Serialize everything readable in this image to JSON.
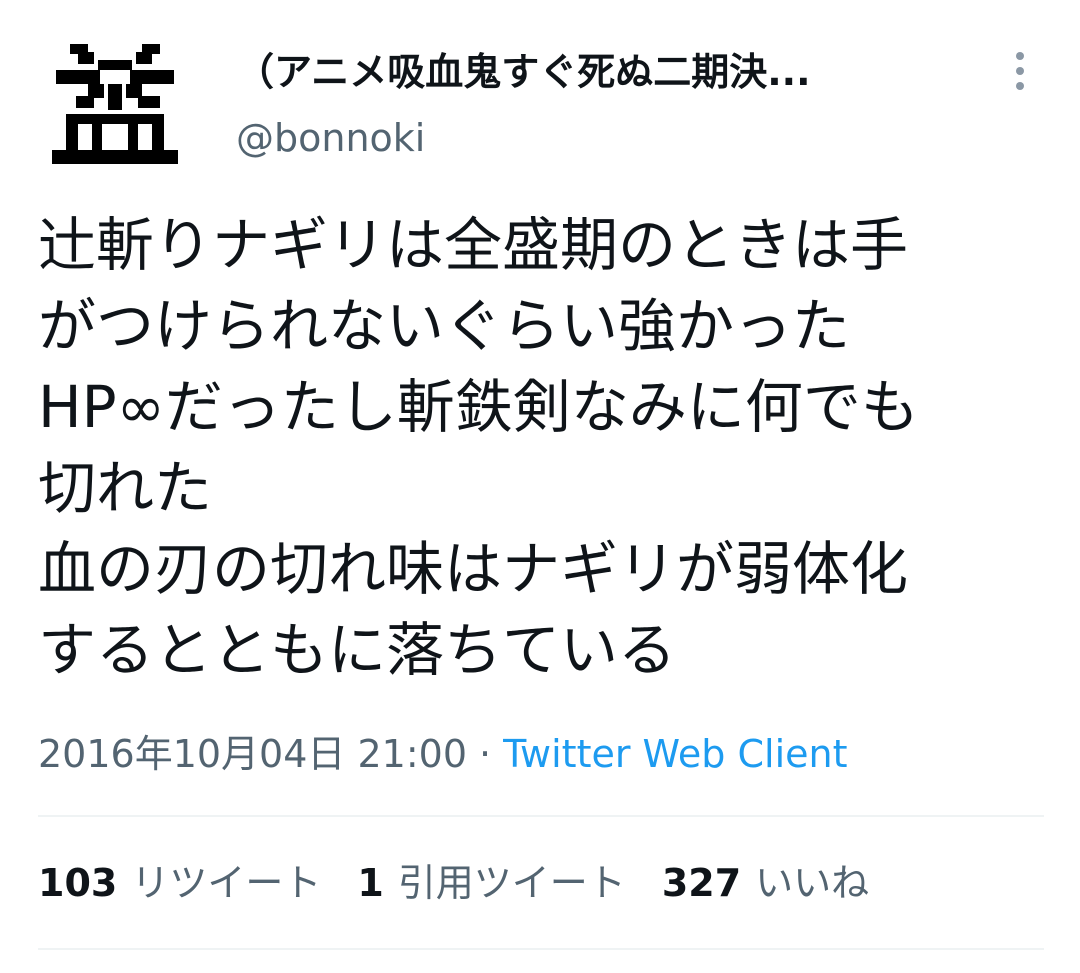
{
  "tweet": {
    "avatar": {
      "glyph": "盆",
      "icon": "avatar-kanji-glyph"
    },
    "author": {
      "display_name": "（アニメ吸血鬼すぐ死ぬ二期決...",
      "handle": "@bonnoki"
    },
    "more_icon": "more-vertical-icon",
    "text": "辻斬りナギリは全盛期のときは手\nがつけられないぐらい強かった\nHP∞だったし斬鉄剣なみに何でも\n切れた\n血の刃の切れ味はナギリが弱体化\nするとともに落ちている",
    "meta": {
      "timestamp": "2016年10月04日 21:00",
      "separator": "·",
      "source": "Twitter Web Client"
    },
    "stats": {
      "retweets": {
        "count": "103",
        "label": "リツイート"
      },
      "quotes": {
        "count": "1",
        "label": "引用ツイート"
      },
      "likes": {
        "count": "327",
        "label": "いいね"
      }
    },
    "colors": {
      "text_primary": "#0f1419",
      "text_secondary": "#536471",
      "link": "#1d9bf0",
      "divider": "#eff3f4"
    }
  }
}
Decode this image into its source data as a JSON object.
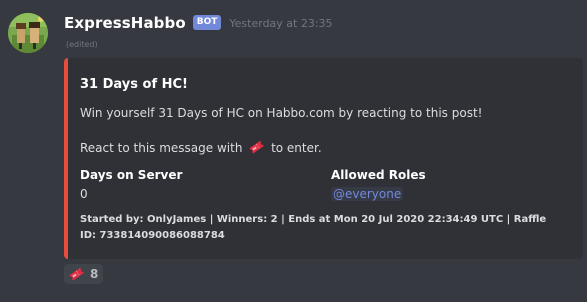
{
  "message": {
    "author": "ExpressHabbo",
    "bot_tag": "BOT",
    "timestamp": "Yesterday at 23:35",
    "edited_label": "(edited)"
  },
  "embed": {
    "accent_color": "#e74c3c",
    "title": "31 Days of HC!",
    "description_line1": "Win yourself 31 Days of HC on Habbo.com by reacting to this post!",
    "description_line2_before": "React to this message with",
    "description_emoji": "ticket-icon",
    "description_line2_after": "to enter.",
    "fields": [
      {
        "name": "Days on Server",
        "value": "0"
      },
      {
        "name": "Allowed Roles",
        "value": "@everyone"
      }
    ],
    "footer": "Started by: OnlyJames | Winners: 2 | Ends at Mon 20 Jul 2020 22:34:49 UTC | Raffle ID: 733814090086088784"
  },
  "reactions": [
    {
      "emoji": "ticket-icon",
      "count": "8"
    }
  ],
  "colors": {
    "background": "#36393f",
    "embed_background": "#2f3136",
    "bot_tag": "#7289da",
    "mention": "#7289da"
  }
}
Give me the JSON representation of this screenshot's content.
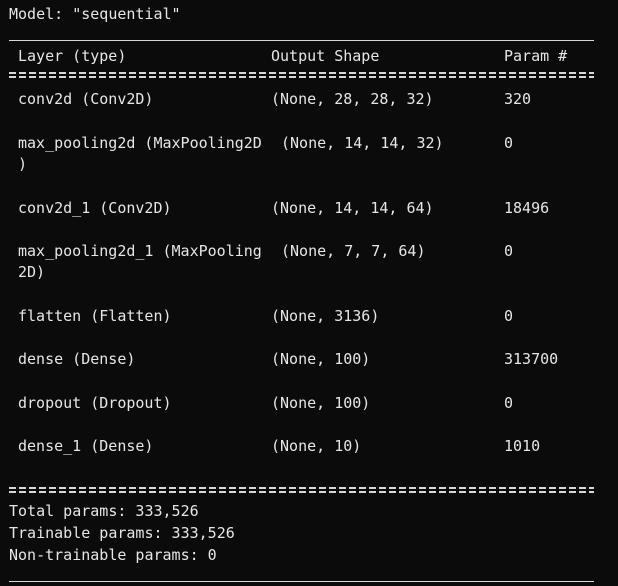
{
  "model_line": "Model: \"sequential\"",
  "header": {
    "layer": "Layer (type)",
    "output_shape": "Output Shape",
    "param": "Param #"
  },
  "rows": [
    {
      "name_line1": "conv2d (Conv2D)",
      "name_line2": "",
      "shape": "(None, 28, 28, 32)",
      "params": "320"
    },
    {
      "name_line1": "max_pooling2d (MaxPooling2D",
      "name_line2": ")",
      "shape": "(None, 14, 14, 32)",
      "params": "0"
    },
    {
      "name_line1": "conv2d_1 (Conv2D)",
      "name_line2": "",
      "shape": "(None, 14, 14, 64)",
      "params": "18496"
    },
    {
      "name_line1": "max_pooling2d_1 (MaxPooling",
      "name_line2": "2D)",
      "shape": "(None, 7, 7, 64)",
      "params": "0"
    },
    {
      "name_line1": "flatten (Flatten)",
      "name_line2": "",
      "shape": "(None, 3136)",
      "params": "0"
    },
    {
      "name_line1": "dense (Dense)",
      "name_line2": "",
      "shape": "(None, 100)",
      "params": "313700"
    },
    {
      "name_line1": "dropout (Dropout)",
      "name_line2": "",
      "shape": "(None, 100)",
      "params": "0"
    },
    {
      "name_line1": "dense_1 (Dense)",
      "name_line2": "",
      "shape": "(None, 10)",
      "params": "1010"
    }
  ],
  "totals": {
    "total": "Total params: 333,526",
    "trainable": "Trainable params: 333,526",
    "non_trainable": "Non-trainable params: 0"
  }
}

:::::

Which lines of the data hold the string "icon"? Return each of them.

▶ _RESULT FOR THIS EXERCISE_:
      "icon": "avatar-kanji-glyph"
    "more_icon": "more-vertical-icon",
    "description_emoji": "ticket-icon",
      "emoji": "ticket-icon",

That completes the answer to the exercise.